(Exercise description) Which lines of the records below contain the string "arcor"? Report each of them.

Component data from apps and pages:
*** Block opens ***

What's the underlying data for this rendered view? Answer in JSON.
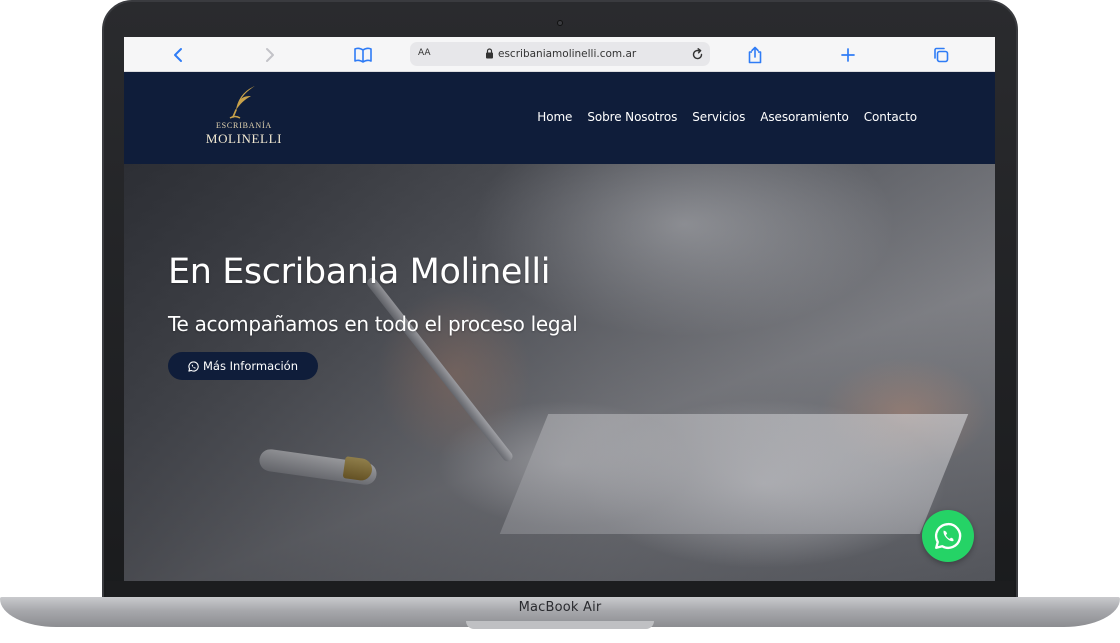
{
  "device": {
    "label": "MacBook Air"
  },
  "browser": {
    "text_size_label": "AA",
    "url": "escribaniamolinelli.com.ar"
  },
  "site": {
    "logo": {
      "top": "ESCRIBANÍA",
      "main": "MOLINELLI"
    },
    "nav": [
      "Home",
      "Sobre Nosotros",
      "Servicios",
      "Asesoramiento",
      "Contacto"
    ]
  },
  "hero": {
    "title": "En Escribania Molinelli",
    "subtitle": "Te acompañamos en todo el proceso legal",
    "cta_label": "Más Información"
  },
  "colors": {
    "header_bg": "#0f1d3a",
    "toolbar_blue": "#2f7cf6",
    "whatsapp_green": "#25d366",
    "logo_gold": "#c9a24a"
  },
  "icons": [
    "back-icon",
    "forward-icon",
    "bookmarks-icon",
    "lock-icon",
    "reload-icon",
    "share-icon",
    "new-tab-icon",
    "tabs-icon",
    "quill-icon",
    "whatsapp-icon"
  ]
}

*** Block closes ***
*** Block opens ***

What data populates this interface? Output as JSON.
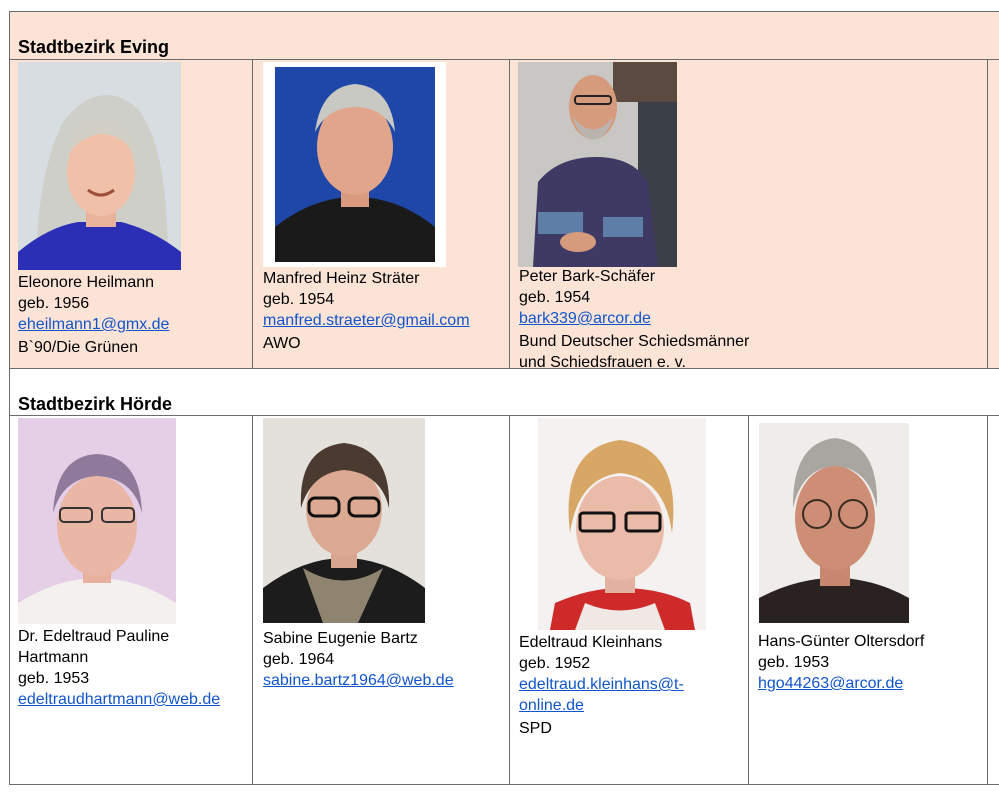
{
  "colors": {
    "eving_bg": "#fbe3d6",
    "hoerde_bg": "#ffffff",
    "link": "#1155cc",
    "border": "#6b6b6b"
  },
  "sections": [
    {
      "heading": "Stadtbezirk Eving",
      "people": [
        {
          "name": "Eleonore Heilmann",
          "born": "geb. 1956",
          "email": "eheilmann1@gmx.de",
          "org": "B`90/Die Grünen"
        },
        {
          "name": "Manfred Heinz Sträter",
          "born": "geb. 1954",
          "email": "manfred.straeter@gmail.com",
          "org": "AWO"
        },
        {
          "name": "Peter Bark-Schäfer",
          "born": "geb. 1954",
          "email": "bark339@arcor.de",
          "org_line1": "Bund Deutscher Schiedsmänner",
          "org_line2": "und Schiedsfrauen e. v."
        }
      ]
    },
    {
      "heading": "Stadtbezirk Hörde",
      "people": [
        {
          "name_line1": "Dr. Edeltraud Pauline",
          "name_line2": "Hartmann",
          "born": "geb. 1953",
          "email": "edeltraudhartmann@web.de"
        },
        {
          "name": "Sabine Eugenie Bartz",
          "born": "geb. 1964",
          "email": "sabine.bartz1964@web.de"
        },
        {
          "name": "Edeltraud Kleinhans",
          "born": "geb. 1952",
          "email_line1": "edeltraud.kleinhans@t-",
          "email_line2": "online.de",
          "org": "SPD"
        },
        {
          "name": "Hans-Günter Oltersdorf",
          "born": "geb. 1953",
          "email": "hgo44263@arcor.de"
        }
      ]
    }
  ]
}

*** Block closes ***

(Exercise solution)
          "email": "bark339@arcor.de",
          "email": "hgo44263@arcor.de"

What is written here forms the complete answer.